“It’s a little confusing because they’re not really in order,” said one guide to her group as they approached the portable classrooms. “But it’s OK. It’s not too hard to find your way.”

Tours were also given to parents of freshmen, who were treated to an entirely separate orientation process. Like their students, they had lots of questions, many focusing on how to assist their children without embarrassing them. Zoe Callahan, to the nodding smiles of friends Tristan Jackson and Daria Layva, said that her mom is sometimes full of “weird advice which is pretty random” and not all that helpful. Zoe was a little worried about not being able to find her classes the first few days – but that was before the tour.

The trio suspect their parents had feelings not too dissimilar from their own and were prepared for obligatory first day of school photos and perhaps a tear or two from the moms before being sent off for their initial day as Pirates.

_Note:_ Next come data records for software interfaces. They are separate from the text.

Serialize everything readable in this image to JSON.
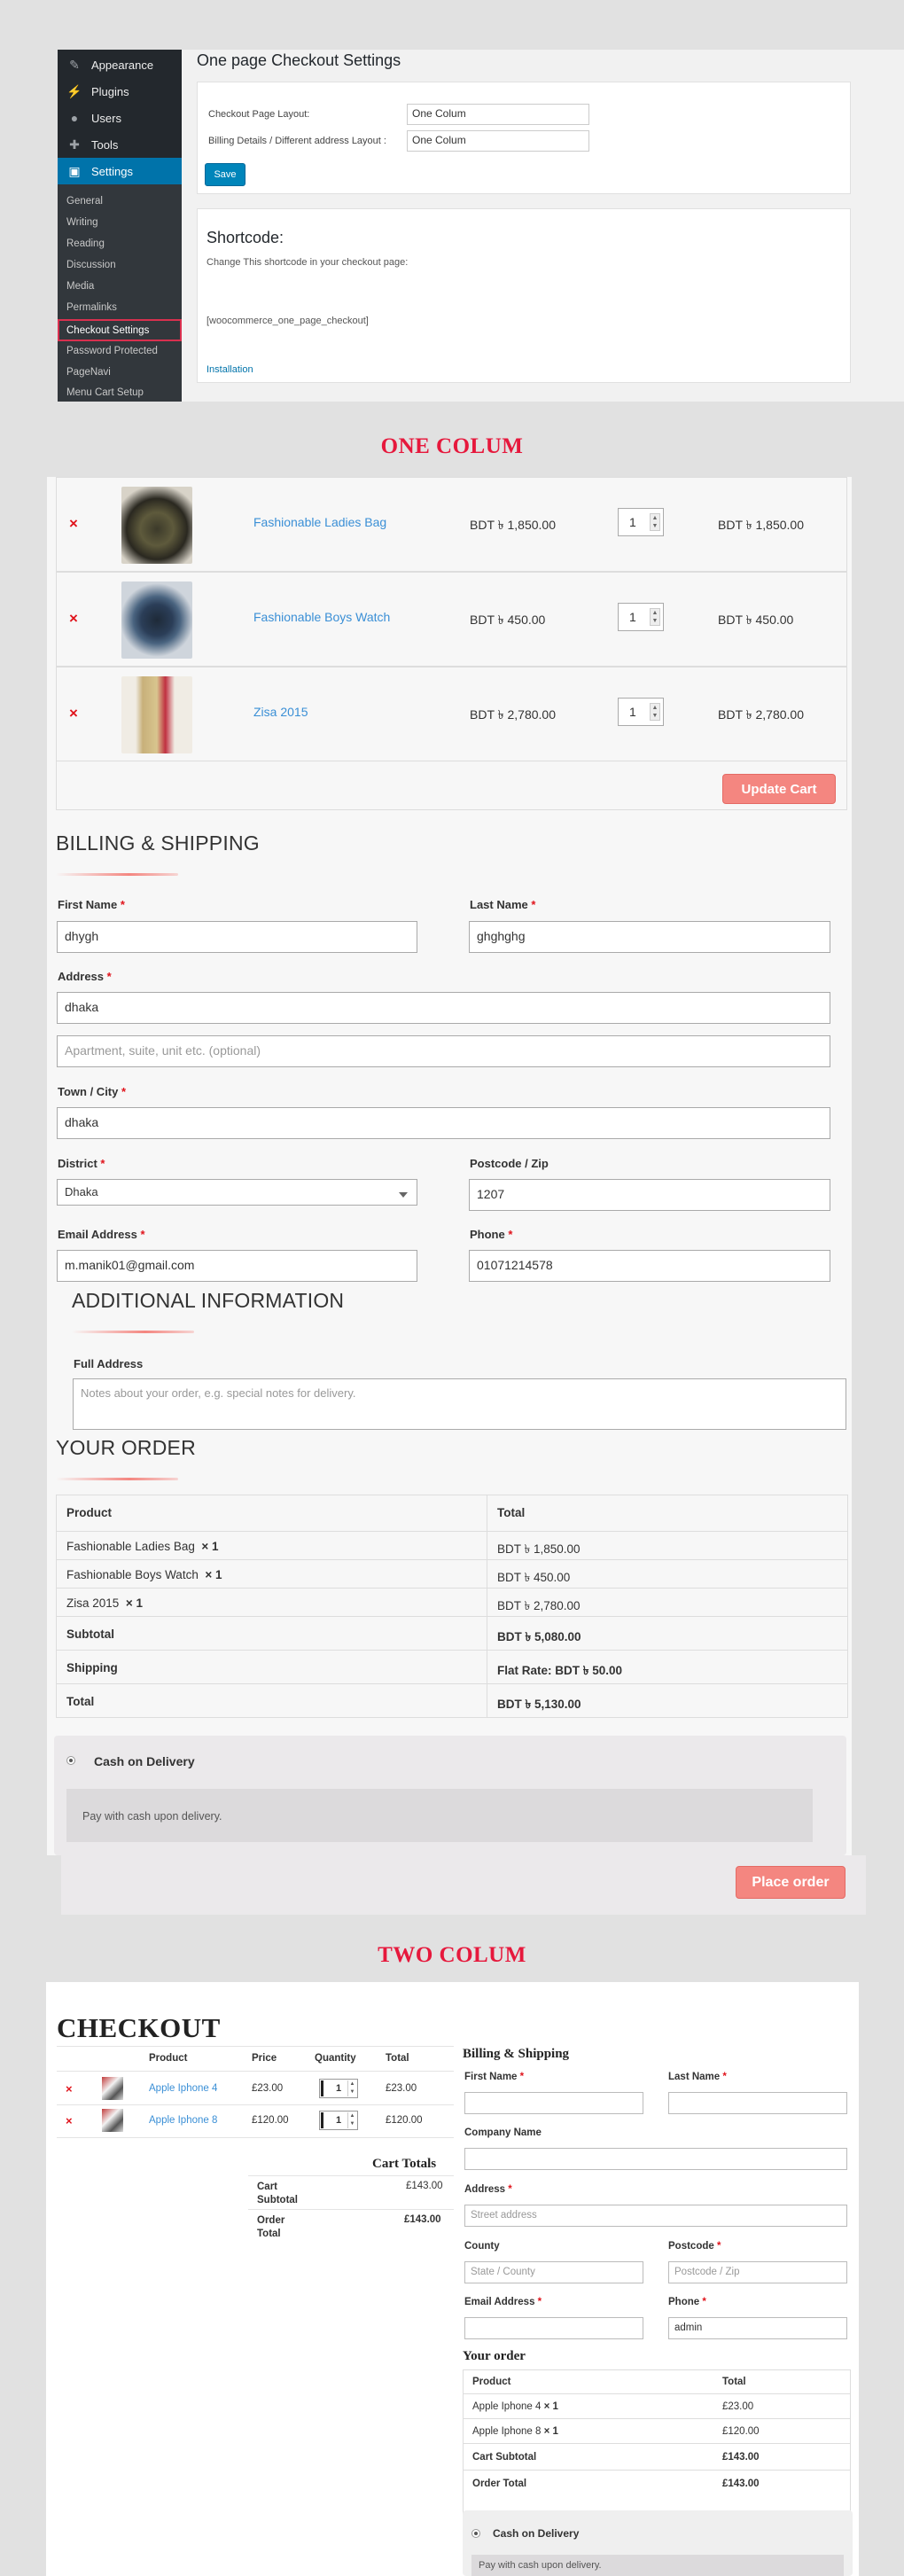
{
  "admin": {
    "sidebar_menu": [
      {
        "label": "Appearance",
        "icon": "paintbrush-icon"
      },
      {
        "label": "Plugins",
        "icon": "plugin-icon"
      },
      {
        "label": "Users",
        "icon": "users-icon"
      },
      {
        "label": "Tools",
        "icon": "wrench-icon"
      },
      {
        "label": "Settings",
        "icon": "settings-icon",
        "active": true
      }
    ],
    "submenu": [
      "General",
      "Writing",
      "Reading",
      "Discussion",
      "Media",
      "Permalinks",
      "Checkout Settings",
      "Password Protected",
      "PageNavi",
      "Menu Cart Setup"
    ],
    "title": "One page Checkout Settings",
    "layout_label": "Checkout Page Layout:",
    "layout_value": "One Colum",
    "billing_label": "Billing Details / Different address Layout :",
    "billing_value": "One Colum",
    "save_label": "Save",
    "shortcode_title": "Shortcode:",
    "shortcode_desc": "Change This shortcode in your checkout page:",
    "shortcode_value": "[woocommerce_one_page_checkout]",
    "installation_link": "Installation"
  },
  "one_colum_header": "ONE COLUM",
  "one_col": {
    "cart": [
      {
        "name": "Fashionable Ladies Bag",
        "price": "BDT ৳ 1,850.00",
        "qty": "1",
        "subtotal": "BDT ৳ 1,850.00"
      },
      {
        "name": "Fashionable Boys Watch",
        "price": "BDT ৳ 450.00",
        "qty": "1",
        "subtotal": "BDT ৳ 450.00"
      },
      {
        "name": "Zisa 2015",
        "price": "BDT ৳ 2,780.00",
        "qty": "1",
        "subtotal": "BDT ৳ 2,780.00"
      }
    ],
    "update_cart": "Update Cart",
    "billing_title": "BILLING & SHIPPING",
    "first_name_label": "First Name",
    "first_name_value": "dhygh",
    "last_name_label": "Last Name",
    "last_name_value": "ghghghg",
    "address_label": "Address",
    "address_value": "dhaka",
    "address2_placeholder": "Apartment, suite, unit etc. (optional)",
    "town_label": "Town / City",
    "town_value": "dhaka",
    "district_label": "District",
    "district_value": "Dhaka",
    "postcode_label": "Postcode / Zip",
    "postcode_value": "1207",
    "email_label": "Email Address",
    "email_value": "m.manik01@gmail.com",
    "phone_label": "Phone",
    "phone_value": "01071214578",
    "additional_title": "ADDITIONAL INFORMATION",
    "full_address_label": "Full Address",
    "notes_placeholder": "Notes about your order, e.g. special notes for delivery.",
    "order_title": "YOUR ORDER",
    "order_head_product": "Product",
    "order_head_total": "Total",
    "order_items": [
      {
        "name": "Fashionable Ladies Bag",
        "qty": "× 1",
        "total": "BDT ৳ 1,850.00"
      },
      {
        "name": "Fashionable Boys Watch",
        "qty": "× 1",
        "total": "BDT ৳ 450.00"
      },
      {
        "name": "Zisa 2015",
        "qty": "× 1",
        "total": "BDT ৳ 2,780.00"
      }
    ],
    "subtotal_label": "Subtotal",
    "subtotal_value": "BDT ৳ 5,080.00",
    "shipping_label": "Shipping",
    "shipping_value": "Flat Rate: BDT ৳ 50.00",
    "total_label": "Total",
    "total_value": "BDT ৳ 5,130.00",
    "payment_method": "Cash on Delivery",
    "payment_desc": "Pay with cash upon delivery.",
    "place_order": "Place order"
  },
  "two_colum_header": "TWO COLUM",
  "two_col": {
    "title": "CHECKOUT",
    "head_product": "Product",
    "head_price": "Price",
    "head_quantity": "Quantity",
    "head_total": "Total",
    "cart": [
      {
        "name": "Apple Iphone 4",
        "price": "£23.00",
        "qty": "1",
        "total": "£23.00"
      },
      {
        "name": "Apple Iphone 8",
        "price": "£120.00",
        "qty": "1",
        "total": "£120.00"
      }
    ],
    "cart_totals_title": "Cart Totals",
    "cart_subtotal_label": "Cart Subtotal",
    "cart_subtotal_value": "£143.00",
    "order_total_label": "Order Total",
    "order_total_value": "£143.00",
    "billing_title": "Billing & Shipping",
    "first_name_label": "First Name",
    "last_name_label": "Last Name",
    "company_label": "Company Name",
    "address_label": "Address",
    "address_placeholder": "Street address",
    "county_label": "County",
    "county_placeholder": "State / County",
    "postcode_label": "Postcode",
    "postcode_placeholder": "Postcode / Zip",
    "email_label": "Email Address",
    "phone_label": "Phone",
    "phone_value": "admin",
    "your_order_title": "Your order",
    "order_head_product": "Product",
    "order_head_total": "Total",
    "order_items": [
      {
        "name": "Apple Iphone 4",
        "qty": "× 1",
        "total": "£23.00"
      },
      {
        "name": "Apple Iphone 8",
        "qty": "× 1",
        "total": "£120.00"
      }
    ],
    "order_cart_subtotal_label": "Cart Subtotal",
    "order_cart_subtotal_value": "£143.00",
    "order_total_label2": "Order Total",
    "order_total_value2": "£143.00",
    "payment_method": "Cash on Delivery",
    "payment_desc": "Pay with cash upon delivery."
  },
  "colors": {
    "accent": "#f48680",
    "header_red": "#e6183c",
    "wp_blue": "#0073aa",
    "link_blue": "#3a8fd6"
  }
}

The young men in the group were also a bit reticent about being thrown into their new environment, but were hoping to find a community of peers a bit more mature than the junior high crowd they left behind.

That new peer group will include 30 students from Denmark’s Niels Brock Copenhagen Business College who will be on campus for the fall semester. The group was officially welcomed by the city of Solvang on Aug. 13.

Telling the group of mostly 16-year-olds that there was a misprint in the program, Solvang Mayor Richardson said, “My name is Jim, and I want you to call me that whenever you see me.”

Paul Hanberg – both a long-time Valley resident and a Niels Brock graduate – shared his experiences and spoke of the value their education here is likely to yield.

Superintendent Paul Turnbull – noting “no good thing is done without many, many hands” – explained the caliber of education that the high school provides. Just because the school is considered among the top both statewide and nationally, doesn’t mean they can stop striving to bring new things into the mix.

He challenged the foreign attendees to be the next great step forward for the school. Steingrimur “Stein” Jonsson – who hails from Iceland – is game.”I am most looking forward to meeting the students,” he said. While they have a lot in common, they will also have a lot of new things to share.

Like Steingrimur, Frida Büchert said her parents are very supportive of her sojourn to “sunny fields” (Solvang in translation). She was eager to begin her studies both academically and socially.

All of the students are fluent in English, are paying housing and tuition and will return to Denmark in December.